TO DO
Every single entry that follows must be copied exactly.

MATERIAL FOR THE TASK
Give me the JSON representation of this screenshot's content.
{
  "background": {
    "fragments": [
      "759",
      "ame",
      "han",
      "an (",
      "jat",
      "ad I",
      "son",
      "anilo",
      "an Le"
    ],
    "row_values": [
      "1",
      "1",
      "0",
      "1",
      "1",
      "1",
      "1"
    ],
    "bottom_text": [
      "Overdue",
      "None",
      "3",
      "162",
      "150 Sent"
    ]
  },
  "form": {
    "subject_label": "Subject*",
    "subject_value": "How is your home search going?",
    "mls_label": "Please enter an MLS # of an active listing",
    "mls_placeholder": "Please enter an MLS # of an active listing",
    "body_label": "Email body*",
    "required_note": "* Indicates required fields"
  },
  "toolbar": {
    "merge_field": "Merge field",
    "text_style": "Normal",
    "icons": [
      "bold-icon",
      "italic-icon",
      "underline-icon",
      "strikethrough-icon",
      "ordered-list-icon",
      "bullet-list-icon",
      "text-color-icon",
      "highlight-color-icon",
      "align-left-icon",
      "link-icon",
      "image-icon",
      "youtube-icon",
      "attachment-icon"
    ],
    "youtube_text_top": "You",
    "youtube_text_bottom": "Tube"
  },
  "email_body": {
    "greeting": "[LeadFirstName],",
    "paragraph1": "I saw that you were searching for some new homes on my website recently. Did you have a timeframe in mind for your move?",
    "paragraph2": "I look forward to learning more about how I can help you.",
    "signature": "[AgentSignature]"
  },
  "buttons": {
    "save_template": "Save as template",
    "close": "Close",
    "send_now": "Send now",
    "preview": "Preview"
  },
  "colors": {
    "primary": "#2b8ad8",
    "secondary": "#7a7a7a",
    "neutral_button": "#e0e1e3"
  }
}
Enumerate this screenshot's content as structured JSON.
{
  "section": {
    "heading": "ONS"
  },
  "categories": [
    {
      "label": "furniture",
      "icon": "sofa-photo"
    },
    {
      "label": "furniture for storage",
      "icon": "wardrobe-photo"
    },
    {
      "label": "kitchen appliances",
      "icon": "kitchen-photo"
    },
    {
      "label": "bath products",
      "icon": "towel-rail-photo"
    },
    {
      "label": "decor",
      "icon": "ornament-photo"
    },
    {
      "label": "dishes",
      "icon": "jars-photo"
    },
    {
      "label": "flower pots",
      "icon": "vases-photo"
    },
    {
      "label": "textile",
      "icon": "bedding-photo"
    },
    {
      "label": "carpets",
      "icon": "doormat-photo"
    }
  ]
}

RESPONSE FOR THIS EXERCISE
Give me the JSON representation of this screenshot's content.
{
  "background": {
    "fragments": [
      "759",
      "ame",
      "han",
      "an (",
      "jat",
      "ad I",
      "son",
      "anilo",
      "an Le"
    ],
    "row_values": [
      "1",
      "1",
      "0",
      "1",
      "1",
      "1",
      "1"
    ],
    "bottom_text": [
      "Overdue",
      "None",
      "3",
      "162",
      "150 Sent"
    ]
  },
  "form": {
    "subject_label": "Subject*",
    "subject_value": "How is your home search going?",
    "mls_label": "Please enter an MLS # of an active listing",
    "mls_placeholder": "Please enter an MLS # of an active listing",
    "body_label": "Email body*",
    "required_note": "* Indicates required fields"
  },
  "toolbar": {
    "merge_field": "Merge field",
    "text_style": "Normal",
    "icons": [
      "bold-icon",
      "italic-icon",
      "underline-icon",
      "strikethrough-icon",
      "ordered-list-icon",
      "bullet-list-icon",
      "text-color-icon",
      "highlight-color-icon",
      "align-left-icon",
      "link-icon",
      "image-icon",
      "youtube-icon",
      "attachment-icon"
    ],
    "youtube_text_top": "You",
    "youtube_text_bottom": "Tube"
  },
  "email_body": {
    "greeting": "[LeadFirstName],",
    "paragraph1": "I saw that you were searching for some new homes on my website recently. Did you have a timeframe in mind for your move?",
    "paragraph2": "I look forward to learning more about how I can help you.",
    "signature": "[AgentSignature]"
  },
  "buttons": {
    "save_template": "Save as template",
    "close": "Close",
    "send_now": "Send now",
    "preview": "Preview"
  },
  "colors": {
    "primary": "#2b8ad8",
    "secondary": "#7a7a7a",
    "neutral_button": "#e0e1e3"
  }
}
Enumerate this screenshot's content as structured JSON.
{
  "section": {
    "heading": "ONS"
  },
  "categories": [
    {
      "label": "furniture",
      "icon": "sofa-photo"
    },
    {
      "label": "furniture for storage",
      "icon": "wardrobe-photo"
    },
    {
      "label": "kitchen appliances",
      "icon": "kitchen-photo"
    },
    {
      "label": "bath products",
      "icon": "towel-rail-photo"
    },
    {
      "label": "decor",
      "icon": "ornament-photo"
    },
    {
      "label": "dishes",
      "icon": "jars-photo"
    },
    {
      "label": "flower pots",
      "icon": "vases-photo"
    },
    {
      "label": "textile",
      "icon": "bedding-photo"
    },
    {
      "label": "carpets",
      "icon": "doormat-photo"
    }
  ]
}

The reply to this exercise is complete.